The cast is top notch. Kevin Costner recognizes that he’s got a supporting role here and so stays in his place, only taking center stage in one or two pivotal scenes but then quietly stepping back to let the real stars of the movie continue to do their thing. A couple of people I know upon hearing that Taraji P. Henson was one of those stars said to me; “You mean Cookie from ‘Empire?’ Can she act?” Which told me that they didn’t know a thing about her because Taraji P. Henson demonstrated years ago that she can act very well indeed. My wife Patricia pointed out something to me that I didn’t notice but upon reflection of certain scenes I can see exactly what she’s talking about. When you see the movie (and you will see it) notice how skillfully Taraji uses her glasses as a prop to enhance, disguise, amplify and demonstrate her emotional moods. And we all know Octavia Spencer turns in Academy Award performances like she invented them so there’s no reason to even go there. But I will say look for one pivotal scene she’s in which I’m convinced is a homage to a very famous scene in “The Right Stuff.” And as in his TV sitcom “The Big Bang Theory” Jim Parsons plays a brilliant manchild who’s a dick. But this one is way meaner in spirit than Sheldon Cooper. It’s a nice change of pace for him. Kirsten Dunst really surprised me in this one and she makes a fine adversary for Octavia Spencer to spar with.
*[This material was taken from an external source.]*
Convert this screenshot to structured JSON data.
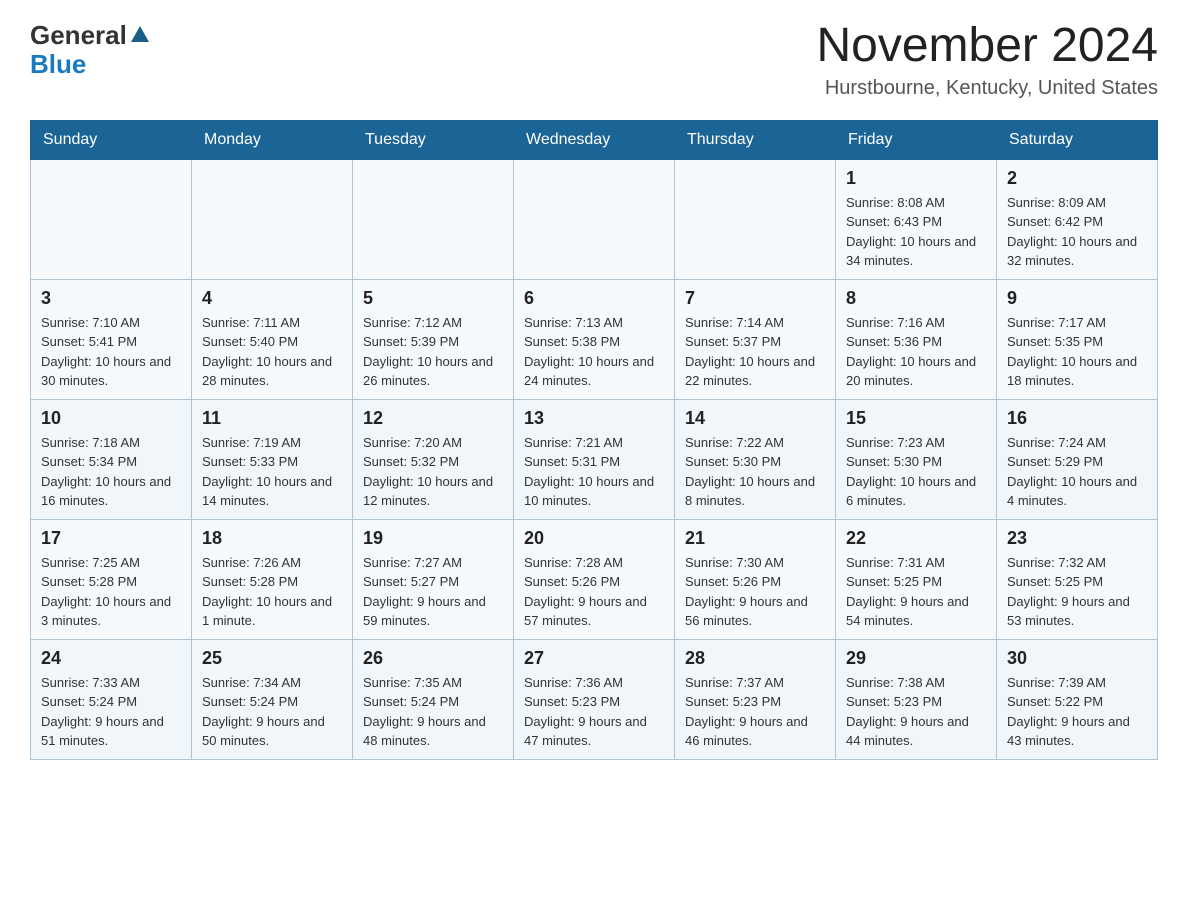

But it’s Janelle Monae who walks off with the MVP title for this movie. She was clearly born to be an actress and she never steps one foot wrong the entire running time of the movie, easily holding her own with her far more experienced co-stars. She’s a joy to watch anytime she’s onscreen, the rapport between her, Octavia Spencer and Taraji P. Henson genuine and uplifting. I don’t say this very often about a movie but I’m pleased and proud to be able to say this about HIDDEN FIGURES: everything you’ve heard about it is true and if you haven’t seen it yet, please do so at your earliest opportunity.